Find the string "screenshot" in the records. Copy every line it appears in.
# # # # #
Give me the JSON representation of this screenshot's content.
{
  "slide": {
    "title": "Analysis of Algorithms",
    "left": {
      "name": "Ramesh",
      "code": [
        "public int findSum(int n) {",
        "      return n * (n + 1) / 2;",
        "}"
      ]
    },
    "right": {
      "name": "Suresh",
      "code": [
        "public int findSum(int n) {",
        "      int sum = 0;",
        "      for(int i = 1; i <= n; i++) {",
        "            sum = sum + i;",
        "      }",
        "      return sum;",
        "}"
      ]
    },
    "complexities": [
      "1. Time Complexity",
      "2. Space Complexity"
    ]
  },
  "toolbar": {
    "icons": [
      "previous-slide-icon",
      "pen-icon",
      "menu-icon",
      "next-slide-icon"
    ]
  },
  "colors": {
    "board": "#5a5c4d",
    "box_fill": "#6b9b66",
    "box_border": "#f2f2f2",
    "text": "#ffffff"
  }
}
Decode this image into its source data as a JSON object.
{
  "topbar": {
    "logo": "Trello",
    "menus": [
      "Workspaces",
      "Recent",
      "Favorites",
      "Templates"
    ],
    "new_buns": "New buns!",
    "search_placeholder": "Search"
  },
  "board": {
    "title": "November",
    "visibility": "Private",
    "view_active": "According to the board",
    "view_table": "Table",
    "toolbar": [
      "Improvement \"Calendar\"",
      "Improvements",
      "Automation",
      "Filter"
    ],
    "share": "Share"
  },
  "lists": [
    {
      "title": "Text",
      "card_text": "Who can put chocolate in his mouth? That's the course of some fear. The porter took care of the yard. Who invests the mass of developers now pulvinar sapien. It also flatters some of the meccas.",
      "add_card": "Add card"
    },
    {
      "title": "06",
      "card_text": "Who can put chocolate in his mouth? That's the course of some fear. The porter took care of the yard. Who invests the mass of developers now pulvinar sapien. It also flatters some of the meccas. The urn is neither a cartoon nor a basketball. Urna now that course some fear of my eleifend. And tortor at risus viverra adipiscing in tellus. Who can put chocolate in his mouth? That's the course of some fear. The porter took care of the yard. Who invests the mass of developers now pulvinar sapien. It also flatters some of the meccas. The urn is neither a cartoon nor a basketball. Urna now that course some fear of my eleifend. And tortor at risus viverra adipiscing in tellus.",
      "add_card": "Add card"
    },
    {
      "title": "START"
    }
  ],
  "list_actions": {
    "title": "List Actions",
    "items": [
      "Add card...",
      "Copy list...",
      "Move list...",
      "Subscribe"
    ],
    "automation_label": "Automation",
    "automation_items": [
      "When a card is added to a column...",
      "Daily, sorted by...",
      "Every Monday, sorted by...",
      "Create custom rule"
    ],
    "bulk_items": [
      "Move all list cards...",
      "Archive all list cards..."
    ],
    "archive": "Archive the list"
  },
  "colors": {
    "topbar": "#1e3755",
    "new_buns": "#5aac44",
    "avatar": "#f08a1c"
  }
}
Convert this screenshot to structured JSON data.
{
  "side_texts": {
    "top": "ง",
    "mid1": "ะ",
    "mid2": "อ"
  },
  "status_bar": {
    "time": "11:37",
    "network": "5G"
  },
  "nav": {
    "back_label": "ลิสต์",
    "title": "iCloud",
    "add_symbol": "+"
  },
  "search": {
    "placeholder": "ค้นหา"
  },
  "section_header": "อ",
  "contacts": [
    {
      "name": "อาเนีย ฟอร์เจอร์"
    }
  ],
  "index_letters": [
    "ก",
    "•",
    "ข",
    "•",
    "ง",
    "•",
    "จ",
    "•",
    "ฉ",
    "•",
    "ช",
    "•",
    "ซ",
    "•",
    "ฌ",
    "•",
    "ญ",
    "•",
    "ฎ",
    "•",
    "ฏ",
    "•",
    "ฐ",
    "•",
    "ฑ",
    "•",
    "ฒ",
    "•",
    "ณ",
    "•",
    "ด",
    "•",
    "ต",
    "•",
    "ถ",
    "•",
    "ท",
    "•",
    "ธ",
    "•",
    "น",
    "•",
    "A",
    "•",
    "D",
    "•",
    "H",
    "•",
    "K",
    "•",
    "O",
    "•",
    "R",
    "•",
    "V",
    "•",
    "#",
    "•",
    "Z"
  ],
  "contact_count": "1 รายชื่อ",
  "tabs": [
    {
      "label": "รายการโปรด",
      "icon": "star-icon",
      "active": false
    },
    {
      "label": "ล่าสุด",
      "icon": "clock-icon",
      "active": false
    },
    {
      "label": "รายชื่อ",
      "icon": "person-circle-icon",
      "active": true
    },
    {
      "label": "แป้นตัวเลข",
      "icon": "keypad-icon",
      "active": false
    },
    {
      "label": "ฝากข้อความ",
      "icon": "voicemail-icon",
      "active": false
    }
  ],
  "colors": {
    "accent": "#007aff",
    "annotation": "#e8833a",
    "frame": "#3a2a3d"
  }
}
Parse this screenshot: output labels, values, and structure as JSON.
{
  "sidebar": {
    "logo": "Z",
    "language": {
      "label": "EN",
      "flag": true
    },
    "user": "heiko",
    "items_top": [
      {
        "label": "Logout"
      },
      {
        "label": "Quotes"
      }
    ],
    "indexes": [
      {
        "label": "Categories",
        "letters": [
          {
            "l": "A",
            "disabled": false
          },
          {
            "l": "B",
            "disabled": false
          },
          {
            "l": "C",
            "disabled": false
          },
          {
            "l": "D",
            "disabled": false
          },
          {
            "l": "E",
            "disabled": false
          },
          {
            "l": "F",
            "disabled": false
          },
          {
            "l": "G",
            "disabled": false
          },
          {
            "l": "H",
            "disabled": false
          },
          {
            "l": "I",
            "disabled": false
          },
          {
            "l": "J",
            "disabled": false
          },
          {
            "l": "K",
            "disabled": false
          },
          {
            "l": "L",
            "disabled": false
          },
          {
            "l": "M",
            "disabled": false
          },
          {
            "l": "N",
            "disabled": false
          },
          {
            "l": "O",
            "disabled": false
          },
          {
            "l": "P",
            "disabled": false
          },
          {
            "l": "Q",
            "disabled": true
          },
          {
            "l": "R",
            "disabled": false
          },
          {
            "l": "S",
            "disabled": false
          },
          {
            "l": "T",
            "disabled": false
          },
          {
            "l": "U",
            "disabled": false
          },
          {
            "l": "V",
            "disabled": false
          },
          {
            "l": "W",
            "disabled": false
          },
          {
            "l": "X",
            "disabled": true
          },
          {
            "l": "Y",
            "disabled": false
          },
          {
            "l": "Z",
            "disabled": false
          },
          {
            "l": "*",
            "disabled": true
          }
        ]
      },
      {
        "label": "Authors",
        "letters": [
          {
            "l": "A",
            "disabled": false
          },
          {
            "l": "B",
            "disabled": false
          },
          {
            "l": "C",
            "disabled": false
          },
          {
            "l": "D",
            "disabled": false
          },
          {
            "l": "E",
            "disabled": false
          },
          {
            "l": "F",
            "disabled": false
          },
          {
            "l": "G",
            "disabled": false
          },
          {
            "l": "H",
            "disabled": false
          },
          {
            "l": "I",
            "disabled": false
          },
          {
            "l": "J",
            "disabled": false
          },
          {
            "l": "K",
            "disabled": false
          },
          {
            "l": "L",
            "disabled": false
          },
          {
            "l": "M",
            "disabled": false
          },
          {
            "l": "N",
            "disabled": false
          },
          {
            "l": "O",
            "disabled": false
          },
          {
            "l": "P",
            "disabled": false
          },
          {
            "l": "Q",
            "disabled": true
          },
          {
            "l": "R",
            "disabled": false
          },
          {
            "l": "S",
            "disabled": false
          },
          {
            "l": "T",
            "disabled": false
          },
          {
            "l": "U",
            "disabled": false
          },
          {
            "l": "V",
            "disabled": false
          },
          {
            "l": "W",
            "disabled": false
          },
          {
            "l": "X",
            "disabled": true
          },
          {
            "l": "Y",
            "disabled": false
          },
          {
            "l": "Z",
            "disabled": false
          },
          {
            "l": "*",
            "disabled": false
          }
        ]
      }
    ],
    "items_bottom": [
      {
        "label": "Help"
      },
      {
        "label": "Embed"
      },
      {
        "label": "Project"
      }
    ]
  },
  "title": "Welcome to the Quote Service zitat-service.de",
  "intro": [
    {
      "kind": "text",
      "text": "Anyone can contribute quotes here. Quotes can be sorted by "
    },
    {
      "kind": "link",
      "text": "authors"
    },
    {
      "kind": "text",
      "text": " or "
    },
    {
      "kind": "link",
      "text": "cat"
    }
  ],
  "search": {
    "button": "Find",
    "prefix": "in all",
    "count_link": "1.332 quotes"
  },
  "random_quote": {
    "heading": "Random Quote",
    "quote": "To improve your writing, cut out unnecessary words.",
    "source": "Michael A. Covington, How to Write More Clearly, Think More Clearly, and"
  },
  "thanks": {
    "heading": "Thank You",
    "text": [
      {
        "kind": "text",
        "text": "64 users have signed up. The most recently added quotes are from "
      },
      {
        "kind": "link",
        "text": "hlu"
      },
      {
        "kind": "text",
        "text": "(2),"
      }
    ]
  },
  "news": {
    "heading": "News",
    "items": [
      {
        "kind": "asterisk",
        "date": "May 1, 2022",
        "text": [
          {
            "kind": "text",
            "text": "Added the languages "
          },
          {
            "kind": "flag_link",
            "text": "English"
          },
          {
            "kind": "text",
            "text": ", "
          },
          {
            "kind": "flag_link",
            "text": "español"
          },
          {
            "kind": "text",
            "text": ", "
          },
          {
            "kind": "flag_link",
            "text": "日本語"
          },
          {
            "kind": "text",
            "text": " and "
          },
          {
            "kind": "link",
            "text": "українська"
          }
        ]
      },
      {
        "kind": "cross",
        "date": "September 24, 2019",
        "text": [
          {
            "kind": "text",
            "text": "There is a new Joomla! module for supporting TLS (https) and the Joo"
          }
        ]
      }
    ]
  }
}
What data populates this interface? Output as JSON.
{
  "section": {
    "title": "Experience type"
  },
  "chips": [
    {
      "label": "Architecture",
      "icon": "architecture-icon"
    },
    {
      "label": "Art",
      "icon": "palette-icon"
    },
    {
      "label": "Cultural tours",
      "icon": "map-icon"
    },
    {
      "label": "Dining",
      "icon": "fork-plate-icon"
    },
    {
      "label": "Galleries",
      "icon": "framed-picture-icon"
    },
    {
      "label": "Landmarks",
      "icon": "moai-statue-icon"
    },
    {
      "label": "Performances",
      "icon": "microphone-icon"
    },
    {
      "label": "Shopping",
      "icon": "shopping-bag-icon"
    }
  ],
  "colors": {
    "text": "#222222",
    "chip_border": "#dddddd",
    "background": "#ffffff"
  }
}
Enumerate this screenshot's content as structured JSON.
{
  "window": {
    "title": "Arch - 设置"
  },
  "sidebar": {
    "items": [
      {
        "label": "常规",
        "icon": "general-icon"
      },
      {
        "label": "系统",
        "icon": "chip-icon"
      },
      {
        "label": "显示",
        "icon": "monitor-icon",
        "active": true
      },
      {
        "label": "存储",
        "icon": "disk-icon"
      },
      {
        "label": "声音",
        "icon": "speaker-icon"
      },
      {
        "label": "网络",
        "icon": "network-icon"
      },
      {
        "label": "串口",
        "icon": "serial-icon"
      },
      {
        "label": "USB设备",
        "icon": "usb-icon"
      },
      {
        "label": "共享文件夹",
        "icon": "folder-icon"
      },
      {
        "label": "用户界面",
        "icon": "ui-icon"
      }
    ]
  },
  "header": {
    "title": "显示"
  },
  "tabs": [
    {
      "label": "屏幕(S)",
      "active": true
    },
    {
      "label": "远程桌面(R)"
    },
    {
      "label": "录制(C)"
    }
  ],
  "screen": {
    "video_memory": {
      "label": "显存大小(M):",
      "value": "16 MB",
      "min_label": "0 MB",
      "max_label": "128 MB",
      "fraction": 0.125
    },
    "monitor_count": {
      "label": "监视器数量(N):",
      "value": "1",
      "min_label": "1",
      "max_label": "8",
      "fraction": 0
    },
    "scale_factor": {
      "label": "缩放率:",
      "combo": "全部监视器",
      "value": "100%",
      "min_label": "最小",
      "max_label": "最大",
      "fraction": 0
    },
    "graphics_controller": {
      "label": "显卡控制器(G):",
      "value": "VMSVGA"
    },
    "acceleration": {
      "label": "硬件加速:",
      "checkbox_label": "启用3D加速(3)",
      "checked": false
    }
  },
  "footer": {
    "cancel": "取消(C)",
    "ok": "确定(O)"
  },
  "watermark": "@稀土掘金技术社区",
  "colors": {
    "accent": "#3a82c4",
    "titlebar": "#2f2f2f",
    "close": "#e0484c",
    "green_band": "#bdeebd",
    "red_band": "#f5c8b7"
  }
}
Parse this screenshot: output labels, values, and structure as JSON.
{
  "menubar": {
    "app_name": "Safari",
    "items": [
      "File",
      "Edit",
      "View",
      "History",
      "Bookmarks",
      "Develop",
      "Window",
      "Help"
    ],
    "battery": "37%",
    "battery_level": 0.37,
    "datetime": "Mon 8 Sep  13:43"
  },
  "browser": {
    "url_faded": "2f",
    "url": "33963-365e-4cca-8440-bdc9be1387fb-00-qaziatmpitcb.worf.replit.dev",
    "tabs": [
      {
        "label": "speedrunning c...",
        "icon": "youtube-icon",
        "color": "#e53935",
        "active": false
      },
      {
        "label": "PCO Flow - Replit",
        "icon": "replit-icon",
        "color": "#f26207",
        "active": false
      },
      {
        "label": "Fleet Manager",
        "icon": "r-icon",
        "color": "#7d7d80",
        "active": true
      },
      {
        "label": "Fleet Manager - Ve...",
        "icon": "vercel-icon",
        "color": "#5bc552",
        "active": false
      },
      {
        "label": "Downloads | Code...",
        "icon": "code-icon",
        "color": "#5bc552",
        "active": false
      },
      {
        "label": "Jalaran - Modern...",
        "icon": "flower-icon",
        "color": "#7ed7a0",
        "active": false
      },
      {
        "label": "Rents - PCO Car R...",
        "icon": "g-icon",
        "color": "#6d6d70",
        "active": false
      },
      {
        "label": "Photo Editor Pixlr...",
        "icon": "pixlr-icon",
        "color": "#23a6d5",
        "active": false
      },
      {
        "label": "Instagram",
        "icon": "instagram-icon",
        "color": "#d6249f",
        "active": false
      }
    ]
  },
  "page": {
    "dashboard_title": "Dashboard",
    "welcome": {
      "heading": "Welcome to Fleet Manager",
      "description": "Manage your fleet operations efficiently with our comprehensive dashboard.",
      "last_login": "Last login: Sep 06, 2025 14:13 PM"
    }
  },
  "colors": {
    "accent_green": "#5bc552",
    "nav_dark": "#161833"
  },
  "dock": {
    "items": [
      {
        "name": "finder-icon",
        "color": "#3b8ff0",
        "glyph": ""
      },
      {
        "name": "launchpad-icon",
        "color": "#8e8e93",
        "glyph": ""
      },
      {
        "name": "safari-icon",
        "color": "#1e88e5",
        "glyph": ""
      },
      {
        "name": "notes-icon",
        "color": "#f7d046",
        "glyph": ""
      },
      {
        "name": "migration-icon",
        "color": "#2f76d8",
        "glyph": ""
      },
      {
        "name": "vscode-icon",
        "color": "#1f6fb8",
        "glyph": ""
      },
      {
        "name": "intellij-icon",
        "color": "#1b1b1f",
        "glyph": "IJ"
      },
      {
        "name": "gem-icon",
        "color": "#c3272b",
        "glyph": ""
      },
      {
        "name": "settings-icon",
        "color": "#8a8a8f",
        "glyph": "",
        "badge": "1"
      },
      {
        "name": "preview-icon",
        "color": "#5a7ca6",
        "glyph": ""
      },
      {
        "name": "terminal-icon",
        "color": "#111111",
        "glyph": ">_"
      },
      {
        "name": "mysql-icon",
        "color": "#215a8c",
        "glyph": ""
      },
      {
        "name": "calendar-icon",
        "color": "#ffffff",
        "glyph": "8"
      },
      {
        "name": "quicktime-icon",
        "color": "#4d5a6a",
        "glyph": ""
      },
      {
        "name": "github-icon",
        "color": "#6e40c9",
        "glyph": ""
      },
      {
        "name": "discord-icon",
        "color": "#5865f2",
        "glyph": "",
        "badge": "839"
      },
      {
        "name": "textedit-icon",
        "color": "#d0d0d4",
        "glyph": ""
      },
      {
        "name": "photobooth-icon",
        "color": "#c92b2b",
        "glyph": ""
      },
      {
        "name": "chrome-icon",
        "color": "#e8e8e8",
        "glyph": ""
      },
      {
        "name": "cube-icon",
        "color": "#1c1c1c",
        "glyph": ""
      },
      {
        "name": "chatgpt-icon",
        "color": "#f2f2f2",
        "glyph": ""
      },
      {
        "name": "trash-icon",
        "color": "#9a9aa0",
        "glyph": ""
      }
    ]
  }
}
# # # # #
→ **OUTPUT BELOW**
Give me the JSON representation of this screenshot's content.
Convert this screenshot to structured JSON data.
Parse this screenshot: output labels, values, and structure as JSON.
Enumerate this screenshot's content as structured JSON.
Parse this screenshot: output labels, values, and structure as JSON.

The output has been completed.